The National Weather Service has a flood watch in effect in until Friday morning for parts of south-central Wisconsin, east-central Wisconsin and southeast Wisconsin, including Dane County and all surrounding counties, and flood warnings have been issued for counties to the west and north.
Rock Springs in Sauk County could be hit hard by flooding, with the Baraboo River expected to crest at 8 feet above flood stage by Saturday evening, which would flood the downtown area with 2 to 3 feet of water, the Weather Service said.
"Many rivers are expected to reach minor flood stage, but a few are forecast to reach moderate and even major flood stage," the Weather Service said.

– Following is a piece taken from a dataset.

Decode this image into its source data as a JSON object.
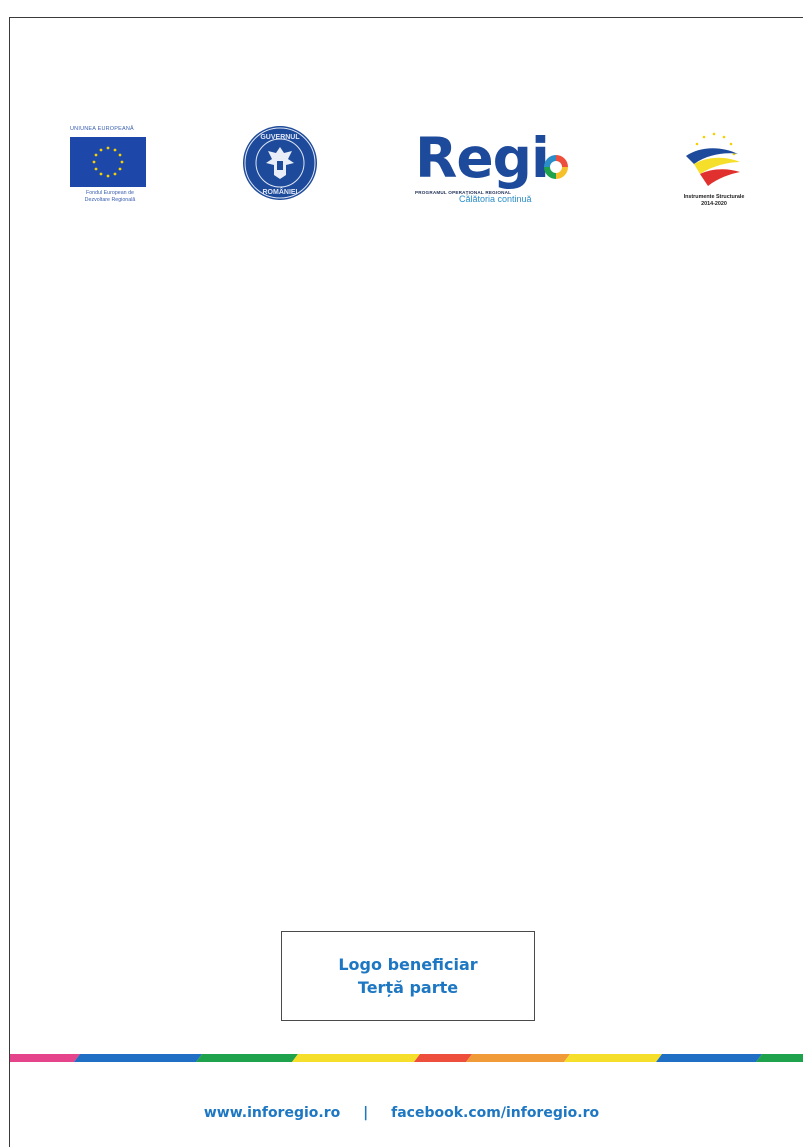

Nationally, the powerful system was bringing or was forecast to bring blizzard conditions to the west and north of Wisconsin, and severe weather to the south.
The very wet conditions could be the cause for a sinkhole that developed overnight on the southbound side of Highway 213 in Orfordville, with traffic being detoured around the sinkhole until it can be repaired, state highway officials said.
Since the ground still has frost in it, snow melt and rain has nowhere else to go but storm drains and ditches.
"Low-land flooding is likely, due to overflowing ditches from snow melt in the fields and marshes, and urban flooding is a concern due to storm drains blocked from ice and debris," the flood watch bulletin said.
Above normal temperatures are forecast in the Madison area Wednesday and Thursday, with highs reaching 49 and 60 and the overnight low only dropping to 46.
Showers are likely between 8 a.m. and 2 p.m. Wednesday, with patchy fog possible before 3 p.m. Showers and a possible thunderstorm are likely at night, with some storms producing heavy rain.
The Thursday scenario is showers and a possible thunderstorm before 8 a.m., then showers and storms up to 2 p.m. and showers afterward.
We could see a quarter-inch of rain Wednesday and a half-inch Wednesday night, then less than a tenth of an inch on Thursday, unless thunderstorms develop and produce heavy rain.
Winds are also expected to be strong, gusting up to 30 mph Wednesday and 35 mph Wednesday night.
Fog could also be a problem thanks to the melting snow, with patchy dense fog possible Wednesday night into Thursday morning.
Cold air moves into the region Thursday night, and with it the chance for rain and snow overnight.
Highs will be closer to normal for the weekend.
The forecast calls for a high of 38 on Friday under cloudy skies, 37 and sun on Saturday and 40 and sun on Sunday.
Monday should be good with sun and 39, then there is a slight chance for rain on Tuesday with a high of 41.
Tuesday's high in Madison was 42, 1 degree above normal and 33 degrees below the record high of 75 for March 12, set in 1990.
The low of 15 was 8 degrees below normal and 22 degrees above the record low of 7 below for the date, set in 1948.
Two-hundredths of an inch of precipitation (rain plus snow converted to liquid) fell at the airport, bringing the March and meteorological spring (March through May) total up to 0.52 inches, 0.21 inches below normal.
The record precipitation total on March 12 was 0.81 inches in 1923, which came down as the record 12.9 inches of snow on that date.
Since Jan. 1, Madison has received 6.02 inches of precipitation, 2.61 inches above normal.
Madison has received 2.8 inches of snow in March and the spring, 0.5 inches below normal.
During the snow season from July 1 to June 30, Madison has received 54.3 inches of snow, 9.9 inches above normal.